- [WHAT IS NEEDED]:
A faithful copy of the entries, without any pictures, is what is needed here.

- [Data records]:
▼▼▼

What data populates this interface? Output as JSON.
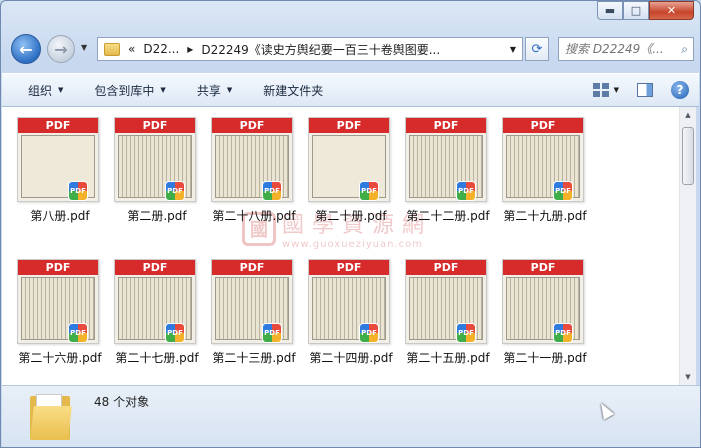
{
  "window": {
    "caption": {
      "minimize": "▬",
      "maximize": "□",
      "close": "✕"
    }
  },
  "nav": {
    "back_glyph": "←",
    "forward_glyph": "→",
    "breadcrumb": [
      {
        "label": "«"
      },
      {
        "label": "D22..."
      },
      {
        "label": "▸"
      },
      {
        "label": "D22249《读史方舆纪要一百三十卷舆图要..."
      }
    ],
    "refresh_glyph": "⟳",
    "search_placeholder": "搜索 D22249《...",
    "search_icon": "search-icon"
  },
  "toolbar": {
    "organize": "组织",
    "include_library": "包含到库中",
    "share": "共享",
    "new_folder": "新建文件夹"
  },
  "files": [
    {
      "name": "第八册.pdf",
      "page": "light"
    },
    {
      "name": "第二册.pdf",
      "page": "dense"
    },
    {
      "name": "第二十八册.pdf",
      "page": "dense"
    },
    {
      "name": "第二十册.pdf",
      "page": "light"
    },
    {
      "name": "第二十二册.pdf",
      "page": "dense"
    },
    {
      "name": "第二十九册.pdf",
      "page": "dense"
    },
    {
      "name": "第二十六册.pdf",
      "page": "dense"
    },
    {
      "name": "第二十七册.pdf",
      "page": "dense"
    },
    {
      "name": "第二十三册.pdf",
      "page": "dense"
    },
    {
      "name": "第二十四册.pdf",
      "page": "dense"
    },
    {
      "name": "第二十五册.pdf",
      "page": "dense"
    },
    {
      "name": "第二十一册.pdf",
      "page": "dense"
    }
  ],
  "thumb_banner": "PDF",
  "watermark": {
    "seal": "國",
    "text": "國學資源網",
    "url": "www.guoxueziyuan.com"
  },
  "details": {
    "count": "48 个对象"
  },
  "colors": {
    "pdf_banner": "#d72a2a",
    "accent": "#2d6fc4"
  }
}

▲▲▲

- [SOLVED EXERCISE]:
What data populates this interface? Output as JSON.
{
  "window": {
    "caption": {
      "minimize": "▬",
      "maximize": "□",
      "close": "✕"
    }
  },
  "nav": {
    "back_glyph": "←",
    "forward_glyph": "→",
    "breadcrumb": [
      {
        "label": "«"
      },
      {
        "label": "D22..."
      },
      {
        "label": "▸"
      },
      {
        "label": "D22249《读史方舆纪要一百三十卷舆图要..."
      }
    ],
    "refresh_glyph": "⟳",
    "search_placeholder": "搜索 D22249《...",
    "search_icon": "search-icon"
  },
  "toolbar": {
    "organize": "组织",
    "include_library": "包含到库中",
    "share": "共享",
    "new_folder": "新建文件夹"
  },
  "files": [
    {
      "name": "第八册.pdf",
      "page": "light"
    },
    {
      "name": "第二册.pdf",
      "page": "dense"
    },
    {
      "name": "第二十八册.pdf",
      "page": "dense"
    },
    {
      "name": "第二十册.pdf",
      "page": "light"
    },
    {
      "name": "第二十二册.pdf",
      "page": "dense"
    },
    {
      "name": "第二十九册.pdf",
      "page": "dense"
    },
    {
      "name": "第二十六册.pdf",
      "page": "dense"
    },
    {
      "name": "第二十七册.pdf",
      "page": "dense"
    },
    {
      "name": "第二十三册.pdf",
      "page": "dense"
    },
    {
      "name": "第二十四册.pdf",
      "page": "dense"
    },
    {
      "name": "第二十五册.pdf",
      "page": "dense"
    },
    {
      "name": "第二十一册.pdf",
      "page": "dense"
    }
  ],
  "thumb_banner": "PDF",
  "watermark": {
    "seal": "國",
    "text": "國學資源網",
    "url": "www.guoxueziyuan.com"
  },
  "details": {
    "count": "48 个对象"
  },
  "colors": {
    "pdf_banner": "#d72a2a",
    "accent": "#2d6fc4"
  }
}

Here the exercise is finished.